The Nifty CPSE Index currently holds 12 such CPSEs using criteria such as:
- Traded on the exchanges
- At least 51% Govt holding in promoter category
- Avg Free Float Market cap of at least Rs. 1000 crores in last 6 months
The index is rebalanced every quarter.
The top holdings in the index as of March 31, 2022 are:
The top 3 stocks account for close to 60% of the allocations and the top 5 stocks close to 85%. The total no. of stocks in the index is 12. This makes it a very concentrated portfolio.
On a sectoral basis, Power gets a 45% weightage followed closely by Oil, Gas & Consumable fuels at 37%.
Basically, this Index can be safely renamed as the Central Power & Energy Index. 🙂

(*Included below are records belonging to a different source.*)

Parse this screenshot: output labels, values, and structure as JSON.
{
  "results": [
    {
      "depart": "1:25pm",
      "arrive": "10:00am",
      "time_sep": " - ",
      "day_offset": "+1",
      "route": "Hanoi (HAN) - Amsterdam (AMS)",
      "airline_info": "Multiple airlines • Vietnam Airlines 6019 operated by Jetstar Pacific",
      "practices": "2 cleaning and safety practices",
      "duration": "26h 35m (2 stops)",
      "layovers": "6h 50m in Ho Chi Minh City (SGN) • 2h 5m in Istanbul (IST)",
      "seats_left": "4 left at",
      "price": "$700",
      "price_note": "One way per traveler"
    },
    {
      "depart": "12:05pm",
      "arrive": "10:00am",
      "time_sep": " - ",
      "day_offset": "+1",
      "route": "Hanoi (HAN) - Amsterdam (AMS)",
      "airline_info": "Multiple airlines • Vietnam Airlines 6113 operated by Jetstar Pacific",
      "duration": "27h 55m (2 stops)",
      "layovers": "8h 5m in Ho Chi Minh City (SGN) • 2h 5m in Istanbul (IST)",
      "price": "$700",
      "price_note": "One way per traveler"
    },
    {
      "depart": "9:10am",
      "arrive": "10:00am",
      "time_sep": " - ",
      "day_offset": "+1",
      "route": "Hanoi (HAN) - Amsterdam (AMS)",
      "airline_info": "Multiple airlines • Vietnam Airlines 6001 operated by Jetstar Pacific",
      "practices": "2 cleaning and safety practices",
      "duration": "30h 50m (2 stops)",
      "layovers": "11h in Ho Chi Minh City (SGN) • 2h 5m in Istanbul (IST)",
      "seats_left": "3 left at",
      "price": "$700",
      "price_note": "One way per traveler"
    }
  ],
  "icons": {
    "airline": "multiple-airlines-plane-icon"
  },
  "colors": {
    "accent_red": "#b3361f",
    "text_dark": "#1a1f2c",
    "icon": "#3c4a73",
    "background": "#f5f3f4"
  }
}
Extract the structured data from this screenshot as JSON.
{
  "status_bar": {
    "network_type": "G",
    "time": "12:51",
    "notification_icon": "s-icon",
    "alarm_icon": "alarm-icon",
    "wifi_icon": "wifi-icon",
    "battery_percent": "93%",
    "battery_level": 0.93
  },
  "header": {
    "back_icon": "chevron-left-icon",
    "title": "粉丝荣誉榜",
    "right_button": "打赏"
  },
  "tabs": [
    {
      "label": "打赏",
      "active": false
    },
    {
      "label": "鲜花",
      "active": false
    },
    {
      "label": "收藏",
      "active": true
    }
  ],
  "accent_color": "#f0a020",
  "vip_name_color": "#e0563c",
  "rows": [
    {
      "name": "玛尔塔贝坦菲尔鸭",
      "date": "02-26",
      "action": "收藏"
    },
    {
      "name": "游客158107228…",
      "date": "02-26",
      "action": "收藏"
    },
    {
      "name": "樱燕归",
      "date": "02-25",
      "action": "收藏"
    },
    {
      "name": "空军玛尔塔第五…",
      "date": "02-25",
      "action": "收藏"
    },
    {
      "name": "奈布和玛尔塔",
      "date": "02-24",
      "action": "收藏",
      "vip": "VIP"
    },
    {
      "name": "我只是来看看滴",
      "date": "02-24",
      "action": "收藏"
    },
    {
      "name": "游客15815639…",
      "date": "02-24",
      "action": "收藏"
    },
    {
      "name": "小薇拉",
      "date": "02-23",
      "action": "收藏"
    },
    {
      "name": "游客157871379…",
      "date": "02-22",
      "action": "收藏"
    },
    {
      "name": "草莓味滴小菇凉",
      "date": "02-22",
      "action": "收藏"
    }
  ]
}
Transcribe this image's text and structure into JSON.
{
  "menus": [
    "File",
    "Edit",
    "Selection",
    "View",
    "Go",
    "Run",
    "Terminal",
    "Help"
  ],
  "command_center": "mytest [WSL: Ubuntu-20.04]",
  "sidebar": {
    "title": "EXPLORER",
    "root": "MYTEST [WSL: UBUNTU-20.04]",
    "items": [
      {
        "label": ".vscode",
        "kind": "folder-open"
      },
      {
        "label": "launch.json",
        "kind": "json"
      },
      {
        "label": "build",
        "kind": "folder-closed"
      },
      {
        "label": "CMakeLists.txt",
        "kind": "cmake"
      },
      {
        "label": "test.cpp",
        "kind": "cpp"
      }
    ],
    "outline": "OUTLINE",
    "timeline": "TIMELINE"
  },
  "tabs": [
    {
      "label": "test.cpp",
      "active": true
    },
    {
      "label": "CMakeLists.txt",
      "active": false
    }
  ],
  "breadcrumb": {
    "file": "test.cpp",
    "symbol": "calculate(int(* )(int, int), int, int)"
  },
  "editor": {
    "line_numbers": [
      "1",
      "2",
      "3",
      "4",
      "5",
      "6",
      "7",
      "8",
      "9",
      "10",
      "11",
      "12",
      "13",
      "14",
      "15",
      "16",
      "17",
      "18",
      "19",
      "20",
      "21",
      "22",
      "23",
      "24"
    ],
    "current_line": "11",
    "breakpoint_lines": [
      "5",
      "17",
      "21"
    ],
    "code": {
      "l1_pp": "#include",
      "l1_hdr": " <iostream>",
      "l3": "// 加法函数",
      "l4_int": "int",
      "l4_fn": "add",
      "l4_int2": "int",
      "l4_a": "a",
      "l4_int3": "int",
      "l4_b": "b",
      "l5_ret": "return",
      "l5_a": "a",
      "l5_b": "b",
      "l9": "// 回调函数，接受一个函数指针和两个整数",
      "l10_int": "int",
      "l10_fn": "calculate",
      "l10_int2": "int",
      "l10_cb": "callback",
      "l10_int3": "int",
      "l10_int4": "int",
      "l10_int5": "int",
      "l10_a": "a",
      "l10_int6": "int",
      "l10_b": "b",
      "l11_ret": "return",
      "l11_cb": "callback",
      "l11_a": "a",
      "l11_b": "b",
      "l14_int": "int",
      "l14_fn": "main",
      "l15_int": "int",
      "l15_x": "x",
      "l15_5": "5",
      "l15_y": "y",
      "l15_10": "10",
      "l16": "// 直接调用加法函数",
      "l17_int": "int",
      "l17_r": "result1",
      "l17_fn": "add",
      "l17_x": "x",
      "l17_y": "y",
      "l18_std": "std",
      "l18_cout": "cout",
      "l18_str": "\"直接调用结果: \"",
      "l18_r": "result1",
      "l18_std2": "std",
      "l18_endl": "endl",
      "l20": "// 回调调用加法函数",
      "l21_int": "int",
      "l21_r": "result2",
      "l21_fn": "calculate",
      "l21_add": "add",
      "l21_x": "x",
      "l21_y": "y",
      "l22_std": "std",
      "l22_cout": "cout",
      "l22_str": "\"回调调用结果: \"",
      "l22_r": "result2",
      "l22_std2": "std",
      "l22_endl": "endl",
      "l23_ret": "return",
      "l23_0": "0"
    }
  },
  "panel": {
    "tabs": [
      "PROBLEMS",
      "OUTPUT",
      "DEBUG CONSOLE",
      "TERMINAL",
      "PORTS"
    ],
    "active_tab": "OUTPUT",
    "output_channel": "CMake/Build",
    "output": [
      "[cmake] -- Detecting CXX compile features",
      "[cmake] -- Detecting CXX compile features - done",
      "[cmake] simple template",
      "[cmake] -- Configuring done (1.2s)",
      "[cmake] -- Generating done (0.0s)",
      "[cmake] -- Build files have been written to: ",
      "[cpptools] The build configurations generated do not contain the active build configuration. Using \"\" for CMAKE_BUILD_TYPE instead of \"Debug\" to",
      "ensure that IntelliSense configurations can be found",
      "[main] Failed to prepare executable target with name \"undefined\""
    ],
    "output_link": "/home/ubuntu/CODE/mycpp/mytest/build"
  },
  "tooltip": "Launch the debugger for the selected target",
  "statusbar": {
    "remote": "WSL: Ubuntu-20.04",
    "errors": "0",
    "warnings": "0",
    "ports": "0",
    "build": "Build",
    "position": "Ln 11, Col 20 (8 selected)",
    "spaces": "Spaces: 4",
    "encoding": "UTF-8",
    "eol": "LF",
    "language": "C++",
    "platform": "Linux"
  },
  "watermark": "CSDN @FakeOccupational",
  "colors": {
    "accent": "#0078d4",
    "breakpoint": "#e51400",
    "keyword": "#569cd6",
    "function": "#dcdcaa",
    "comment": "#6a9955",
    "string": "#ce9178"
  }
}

Let us look at the valuation factors of the CPSE ETF vs other Indices.
See the image below.
Nifty CPSE provides compelling valuation numbers. Against the broad market, the P/E, P/B as well as the Dividend Yield is attractive.
The numbers come to suggest that it is hard to lose money here.
Well, let’s look at the price performance.
This one is a tough roller coaster. Since its listing, it has gained 88.37% over 8 years. That’s a CAGR of 8.2%. Mind you, this is the total price return including dividends reinvested.
On a 1 year rolling return basis (with monthly interval), here’s how the returns stack up.
- Median average 4.84%
- Max return 86.67% (Sept 2020 to Sept 2021)
- Min return – 41.6%. (March 2019 to March 2020)
As an ETF investor, the dividends go straight to the fund and not you. You need to sell units in the market for any income needs. The above chart does not inspire the condense to take that route.
So, why are we talking about the CPSE ETF?
One of the interesting features of this ETF is the low correlation to the Nifty 50 Index. It means that there are times when the CPSE ETF can behave different to Nifty 50.
I suspect those periods will be far and few in between.
Here’s one in FY 2016-2017.
Another for the last 1 year.
The question then is can an investor use this ETF tactically as a part of the portfolio?
Looks like. As I mentioned, standalone this ETF can carry a lot of pain. However, it may work as a part of a tactical allocation.
For example, currently, the CPSE ETF is a part of our WealthCase 30 portfolio on smallcase.
How do you invest in the CPSE ETF?
- As a retail investor, you can invest using your demat account on the NSE or BSE exchanges. You can buy as many units you want.
- If you are planning an investment of a large amount, you can also consider buying creation units directly from the AMC. The AMC offers you these units at NAV+expense ratio. However, you need to buy/sell a minimum of 1 lakh units (creation unit size). At current price of Rs. 36, it totals to about Rs. 36 lakhs.
Other facts: (Source: Tickertape)
- Market Cap: Rs. 21,740 crores
- Expense Ratio: 0.01 %
- Tracking Error: 0.23%
Disclosure: This article is only for information and is not investment advice. Unovest has a smallcase – WealthCase 30 portfolio. CPSE ETF is one of the current holdings.